Scan the data for "value" and copy the lines it appears in.
____ DATASET ENTRIES
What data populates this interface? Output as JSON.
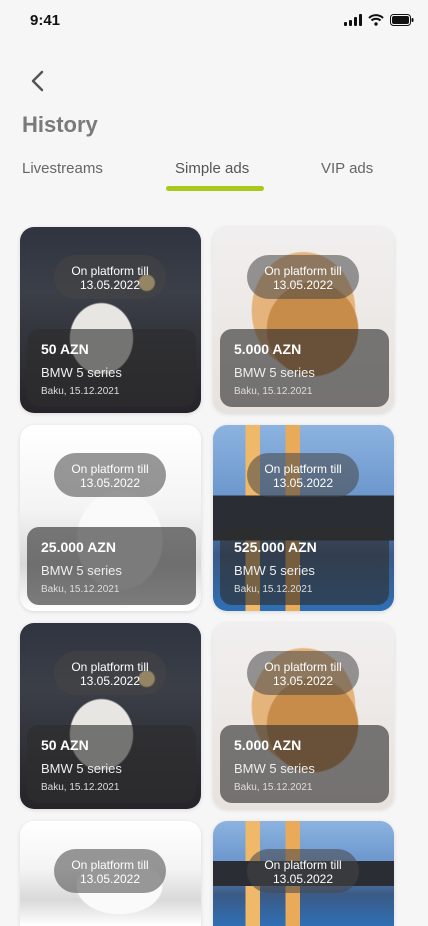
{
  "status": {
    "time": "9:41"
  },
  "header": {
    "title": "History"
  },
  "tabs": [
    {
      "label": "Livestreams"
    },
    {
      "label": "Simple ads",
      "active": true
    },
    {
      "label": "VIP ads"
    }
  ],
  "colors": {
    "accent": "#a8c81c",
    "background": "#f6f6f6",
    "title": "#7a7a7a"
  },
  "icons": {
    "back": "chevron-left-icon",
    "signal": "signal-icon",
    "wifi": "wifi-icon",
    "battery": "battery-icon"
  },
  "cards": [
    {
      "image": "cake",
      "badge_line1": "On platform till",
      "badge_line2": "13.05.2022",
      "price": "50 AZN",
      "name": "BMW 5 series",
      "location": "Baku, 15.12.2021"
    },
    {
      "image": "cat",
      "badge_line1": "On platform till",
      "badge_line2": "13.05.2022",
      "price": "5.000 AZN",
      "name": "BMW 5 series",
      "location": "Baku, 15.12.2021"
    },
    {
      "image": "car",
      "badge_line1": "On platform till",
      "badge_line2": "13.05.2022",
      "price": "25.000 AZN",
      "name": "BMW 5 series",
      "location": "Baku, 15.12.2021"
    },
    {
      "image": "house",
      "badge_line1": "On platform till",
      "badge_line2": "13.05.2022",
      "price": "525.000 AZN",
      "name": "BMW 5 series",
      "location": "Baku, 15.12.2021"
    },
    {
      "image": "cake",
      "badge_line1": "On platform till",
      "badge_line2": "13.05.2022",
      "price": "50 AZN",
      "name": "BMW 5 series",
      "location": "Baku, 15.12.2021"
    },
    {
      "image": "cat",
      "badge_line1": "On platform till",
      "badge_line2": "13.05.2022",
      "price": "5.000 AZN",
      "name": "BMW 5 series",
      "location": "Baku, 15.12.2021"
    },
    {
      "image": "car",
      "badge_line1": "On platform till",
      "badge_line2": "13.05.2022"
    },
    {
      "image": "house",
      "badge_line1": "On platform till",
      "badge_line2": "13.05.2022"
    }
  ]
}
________
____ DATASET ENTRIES
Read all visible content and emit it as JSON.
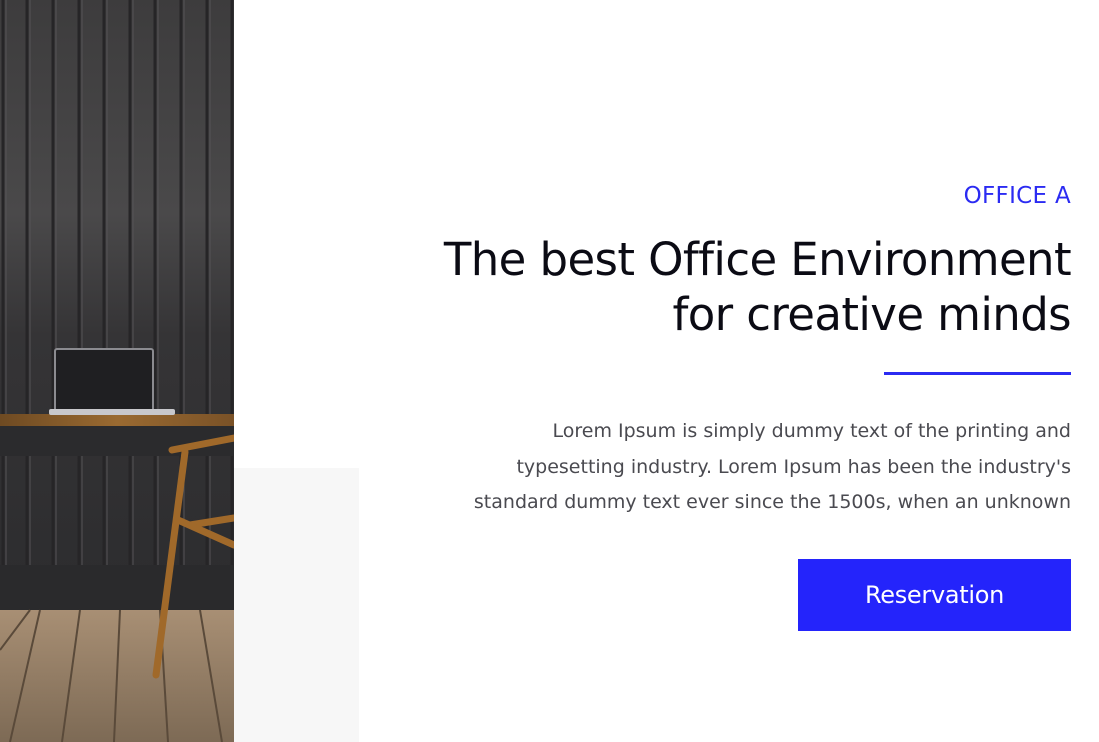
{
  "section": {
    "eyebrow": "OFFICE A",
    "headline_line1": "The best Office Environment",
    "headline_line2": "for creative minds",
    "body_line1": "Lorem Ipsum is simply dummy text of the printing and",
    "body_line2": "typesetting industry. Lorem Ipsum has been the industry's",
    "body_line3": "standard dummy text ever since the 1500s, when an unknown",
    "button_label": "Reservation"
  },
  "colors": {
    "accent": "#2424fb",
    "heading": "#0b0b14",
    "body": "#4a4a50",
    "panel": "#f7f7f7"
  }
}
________
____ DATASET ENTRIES
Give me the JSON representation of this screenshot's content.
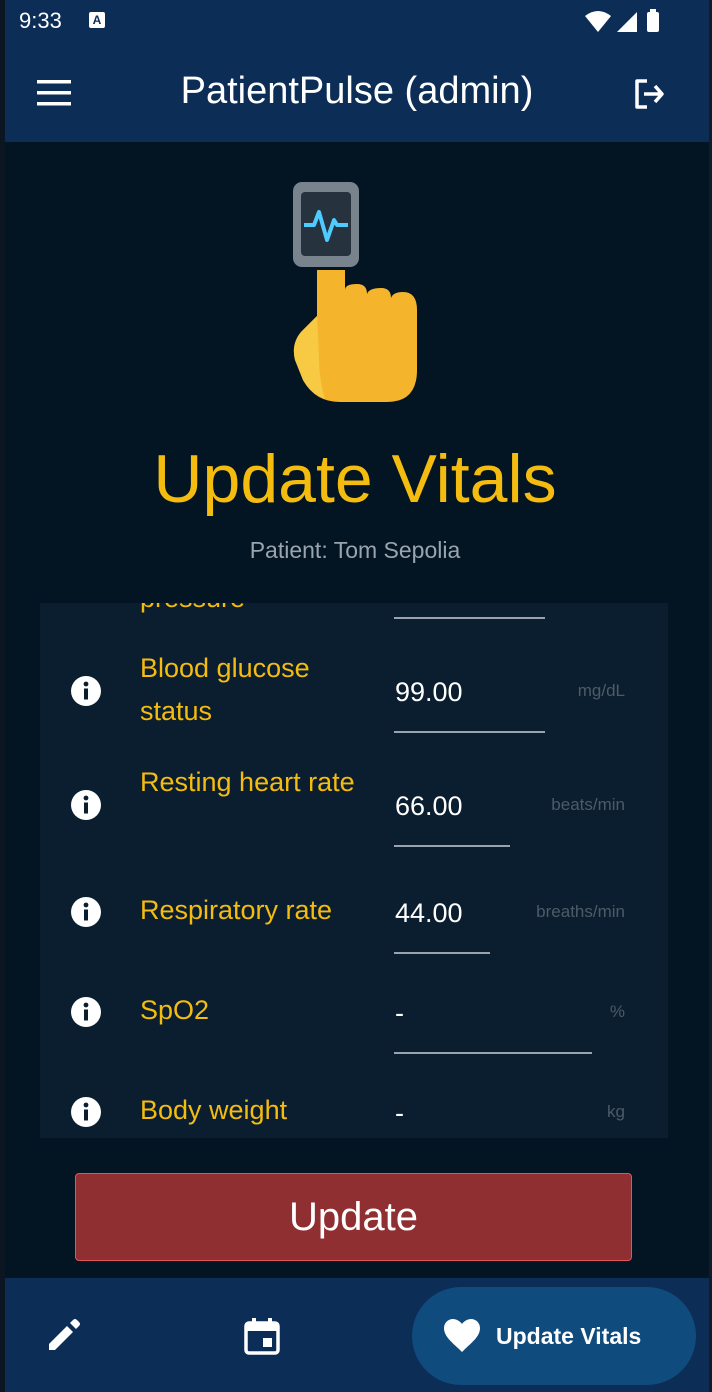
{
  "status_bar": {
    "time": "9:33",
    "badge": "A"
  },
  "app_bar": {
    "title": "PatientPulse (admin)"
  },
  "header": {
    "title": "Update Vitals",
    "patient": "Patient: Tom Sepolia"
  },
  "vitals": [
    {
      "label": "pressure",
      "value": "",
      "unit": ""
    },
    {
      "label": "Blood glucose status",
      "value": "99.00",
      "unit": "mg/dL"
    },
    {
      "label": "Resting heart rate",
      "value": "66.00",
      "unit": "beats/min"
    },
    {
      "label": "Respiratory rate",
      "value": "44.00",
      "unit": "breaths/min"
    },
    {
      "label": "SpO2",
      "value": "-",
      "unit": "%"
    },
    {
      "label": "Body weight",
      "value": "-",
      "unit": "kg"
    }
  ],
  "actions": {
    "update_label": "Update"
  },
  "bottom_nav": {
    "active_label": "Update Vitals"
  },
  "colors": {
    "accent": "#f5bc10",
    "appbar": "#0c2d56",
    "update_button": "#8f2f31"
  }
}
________
TASK RESULT -
      "value": "",
      "value": "99.00",
      "value": "66.00",
      "value": "44.00",
      "value": "-",
      "value": "-",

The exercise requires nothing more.